As they barrelled towards Ducados, Rossi was to the left of Gibernau, and slightly behind. On the inside for the corner, Rossi forced his way into the gap, with a foot down at one point, and the two riders clashed. Gibernau could only run out into the gravel as the Honda man powered to victory, but he was at least able to rejoin the circuit and get home second, albeit having hurt his left arm in the incident. The crowd were understandably stunned, and Sete subsequently looked rather less than happy.
There hadn’t been a battle for third, with Hayden and Melandri each having ended up circulating alone after the lead group broke up. But Hayden was out of luck, suffering a low side crash into the gravel when under no pressure, and was able only to get going again in order to reach the pits. Thus Melandri reached the podium for the third time, and in his first Honda outing, and RCV riders took four of the next five places.
The battle for sixth in the early stages had seen Barros coming through even as team-mate Bayliss was losing out. The experienced Brazilian passed Edwards, Bayliss, Checa and Tamada to run sixth, then proceeded to close on Nakano, who he passed at turn one and moved clear of. The injured Capirossi had quickly dropped back through this group, whilst Bayliss fought back past Checa and Tamada, and Biaggi made some progress from 17th on lap one. Barros was fourth at the flag, from Nakano, Bayliss, Biaggi, Tamada, Edwards and Checa.
The final points went to Hofmann, Elías, Capirossi, Hopkins and Rolfo, ahead of Ellison and Battaini. Xaus rejoined some laps down, and could do little more than keep out of the leaders’ way and bring it home. Meanwhile, Byrne had withdrawn early on with engine troubles, and he was joined in the pits by former champion Roberts, having problems with the Suzuki.

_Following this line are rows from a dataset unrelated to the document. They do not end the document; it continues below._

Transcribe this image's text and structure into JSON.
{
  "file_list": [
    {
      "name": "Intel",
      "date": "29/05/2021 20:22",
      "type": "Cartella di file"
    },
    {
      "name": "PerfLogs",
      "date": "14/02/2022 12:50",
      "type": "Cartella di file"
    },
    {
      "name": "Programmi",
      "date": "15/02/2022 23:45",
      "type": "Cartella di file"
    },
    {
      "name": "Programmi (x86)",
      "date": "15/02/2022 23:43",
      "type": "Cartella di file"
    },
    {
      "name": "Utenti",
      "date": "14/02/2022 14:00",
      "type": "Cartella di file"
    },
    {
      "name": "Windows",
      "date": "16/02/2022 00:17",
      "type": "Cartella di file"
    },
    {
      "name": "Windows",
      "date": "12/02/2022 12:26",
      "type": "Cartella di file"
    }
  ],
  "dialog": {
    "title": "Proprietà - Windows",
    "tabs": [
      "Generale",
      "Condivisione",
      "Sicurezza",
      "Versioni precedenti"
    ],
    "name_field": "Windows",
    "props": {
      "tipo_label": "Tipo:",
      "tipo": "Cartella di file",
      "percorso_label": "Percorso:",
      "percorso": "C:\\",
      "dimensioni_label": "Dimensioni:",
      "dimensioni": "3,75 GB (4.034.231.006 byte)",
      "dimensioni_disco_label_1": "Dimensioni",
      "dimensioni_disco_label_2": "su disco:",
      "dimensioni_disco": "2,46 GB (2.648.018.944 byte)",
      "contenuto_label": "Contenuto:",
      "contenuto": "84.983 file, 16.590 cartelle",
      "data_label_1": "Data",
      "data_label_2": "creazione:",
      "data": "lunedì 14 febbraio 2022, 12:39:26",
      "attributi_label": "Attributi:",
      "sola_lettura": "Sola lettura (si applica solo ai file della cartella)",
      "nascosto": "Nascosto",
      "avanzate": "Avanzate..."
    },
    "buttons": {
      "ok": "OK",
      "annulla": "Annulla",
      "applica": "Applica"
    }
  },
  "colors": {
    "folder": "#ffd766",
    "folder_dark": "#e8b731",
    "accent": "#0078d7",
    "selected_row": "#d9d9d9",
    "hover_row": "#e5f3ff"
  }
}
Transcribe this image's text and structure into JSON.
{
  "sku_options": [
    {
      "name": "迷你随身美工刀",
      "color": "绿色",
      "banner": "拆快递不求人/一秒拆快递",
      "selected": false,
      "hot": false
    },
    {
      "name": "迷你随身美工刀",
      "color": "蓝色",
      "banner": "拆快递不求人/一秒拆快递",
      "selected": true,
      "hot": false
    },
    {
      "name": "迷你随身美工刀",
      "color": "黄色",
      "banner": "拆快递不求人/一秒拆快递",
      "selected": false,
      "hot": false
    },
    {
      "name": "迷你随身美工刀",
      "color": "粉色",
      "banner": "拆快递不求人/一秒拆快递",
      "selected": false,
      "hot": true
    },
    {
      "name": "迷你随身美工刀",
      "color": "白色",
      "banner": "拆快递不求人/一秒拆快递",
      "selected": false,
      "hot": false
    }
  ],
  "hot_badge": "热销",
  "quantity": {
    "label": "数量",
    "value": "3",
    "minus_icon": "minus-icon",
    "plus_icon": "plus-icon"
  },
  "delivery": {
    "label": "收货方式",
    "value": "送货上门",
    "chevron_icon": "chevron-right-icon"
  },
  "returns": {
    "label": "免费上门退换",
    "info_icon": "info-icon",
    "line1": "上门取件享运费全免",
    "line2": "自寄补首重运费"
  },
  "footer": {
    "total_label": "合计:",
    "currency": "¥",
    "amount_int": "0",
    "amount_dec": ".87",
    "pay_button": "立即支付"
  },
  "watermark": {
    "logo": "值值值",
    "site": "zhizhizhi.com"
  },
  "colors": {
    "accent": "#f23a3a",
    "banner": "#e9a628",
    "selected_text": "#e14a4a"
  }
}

MotoGP could not have asked for a more dramatic start to the season, nor further evidence of the intensity of competition between Valentino Rossi and Sete Gibernau. The champion was delighted to have won, but the local favourite, although he avoided comment, seemed very unimpressed with the way victory had been decided. The other Honda men had shown promise, whilst Shin’ya Nakano and Kawasaki had again done wonders. The next race cannot come too soon.
Standings after one race: Rossi 25; Gibernau 20; Melandri 16; Barros 13; Nakano 11; Bayliss 10; Biaggi 9; Tamada 8; Edwards 7; Checa 6; Hofmann 5; Elías 4; Capirossi 3; Hopkins 2; Rolfo 1.